RANGOON — Several months ago, health authorities warned that Burma could be facing a dengue fever epidemic. As the rainy season begins to wind down, officials say the number of dengue cases and related deaths have been lower than expected. But some 16,000 cases and 75 deaths have still been recorded so far this year, most of them children.
“Nationwide, the trend is decreasing, and July had the highest [number of cases]. Since August it’s decreasing,” said Dr Ni Ni Aye, deputy director of the Health Ministry’s Dengue Program. “Now, most of the townships have decreasing cases. But in some regions [in central Burma], such as Mandalay, Magwe and Sagaing, it is still slowly increasing.”
Ni Ni Aye said the number of recorded dengue cases stood at more than 16,000 patients by late August and 75 people had died from the disease. “Most of the deaths are children under 5 years,” she added.
Ni Ni Aye said the current total number of patients is the highest in three years, but added, “Mortality is less… than in 2010, when there were 118 deaths… We now consider this an average year; it’s not very bad like in 2009.”
A few months ago, health authorities warned that dengue had been spreading rapidly in Rangoon and Irrawaddy divisions and in Mon and Karen states early in the rainy season.
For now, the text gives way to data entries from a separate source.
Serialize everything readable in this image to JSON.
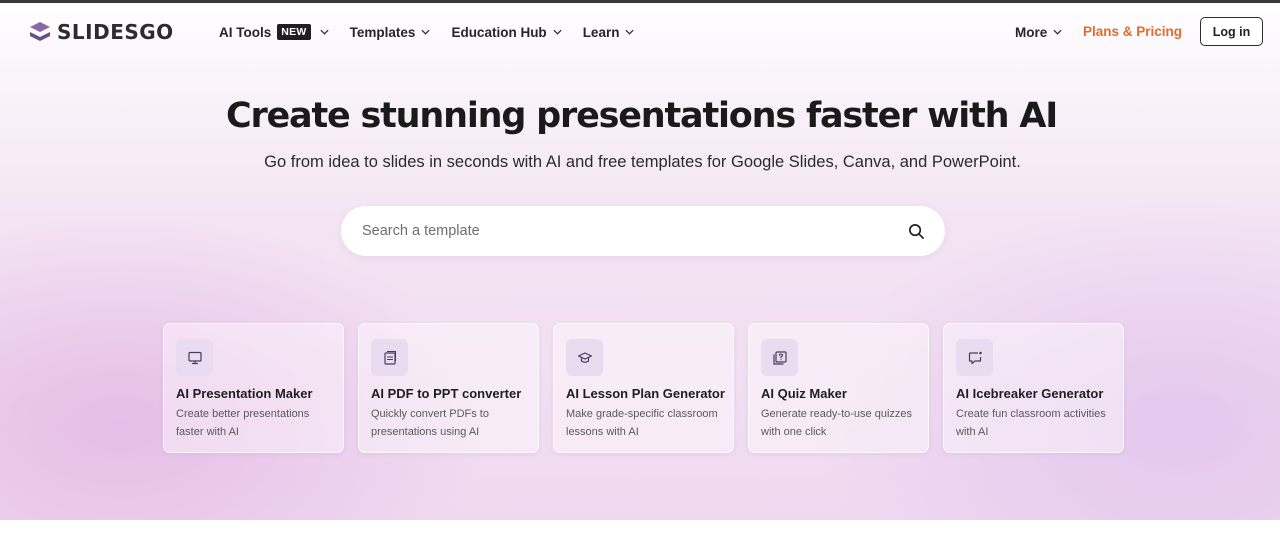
{
  "header": {
    "logo_text": "SLIDESGO",
    "nav": [
      {
        "label": "AI Tools",
        "badge": "NEW"
      },
      {
        "label": "Templates"
      },
      {
        "label": "Education Hub"
      },
      {
        "label": "Learn"
      }
    ],
    "more_label": "More",
    "plans_label": "Plans & Pricing",
    "login_label": "Log in"
  },
  "hero": {
    "title": "Create stunning presentations faster with AI",
    "subtitle": "Go from idea to slides in seconds with AI and free templates for Google Slides, Canva, and PowerPoint."
  },
  "search": {
    "placeholder": "Search a template",
    "icon": "search-icon"
  },
  "cards": [
    {
      "icon": "presentation-icon",
      "title": "AI Presentation Maker",
      "description": "Create better presentations faster with AI"
    },
    {
      "icon": "pdf-convert-icon",
      "title": "AI PDF to PPT converter",
      "description": "Quickly convert PDFs to presentations using AI"
    },
    {
      "icon": "graduation-cap-icon",
      "title": "AI Lesson Plan Generator",
      "description": "Make grade-specific classroom lessons with AI"
    },
    {
      "icon": "quiz-icon",
      "title": "AI Quiz Maker",
      "description": "Generate ready-to-use quizzes with one click"
    },
    {
      "icon": "chat-icon",
      "title": "AI Icebreaker Generator",
      "description": "Create fun classroom activities with AI"
    }
  ],
  "colors": {
    "brand_purple": "#7b5a96",
    "accent_orange": "#e36c29",
    "card_icon_bg": "#eadcf0",
    "hero_gradient": "#efd9f0"
  }
}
By late June, the total number of infections had surpassed the total of the whole of 2012, and health officials feared that infections would continue to rise and reach epidemic proportions.
Burma’s most deadly dengue outbreak was recorded by the Health Ministry in 1994, when 444 people died from the virus, while a 2001 epidemic killed 204 patients.
Dengue cases occur mostly during the monsoon season when the mosquitoes that transmit the disease can easily breed in clear water. These mosquito species feed during the day, putting children at school playgrounds at particular risk of infection. The disease can be fatal when it escalates and causes hemorrhaging in patients.
According to Ni Ni Aye, the lower-than-expected mortality figures this year indicate that medical treatment of dengue is improving in Burma, while the public is becoming more aware of the need to seek early treatment.
“Most of the deaths are due to late referral… They arrive in the hospital late and they experience [medical] shock syndrome already,” she said. “Some of the patients cannot go to the hospital on time; most of them are from rural areas.”
Dr Aung Myint Lwin, medical superintendent at Yankin Children’s Hospital in Rangoon, said his hospital also recorded a decline in the number of child patients with dengue in the second half of the rainy season.
“We noticed in July there was very much a decline in admission rates,” he said, adding that by late August, the hospital had treated 1,595 children for dengue, while 10 children had died from the disease.
Aung Myint Lwin said the drop in the number of new infections in Rangoon Division was in part due to preventive measures that authorities took following initial reports of a surge in dengue cases.
“We started preventive measures actively through our health departments and other sectors, especially from administrative departments, NGOs like the Red Cross and other organizations,” he said. “We were destroying the mosquitoes’ breeding areas and their larvae… we used chemicals.”
Aung Myint Lwin said growing public mindfulness about the risks of the disease was a key factor in reducing dengue deaths. “This year the mortality rate is a little bit lower because of increasing awareness of the people. Then they will come to the hospital early, before their condition becomes worse,” he said. “Most important is the realization among the common people of the danger.”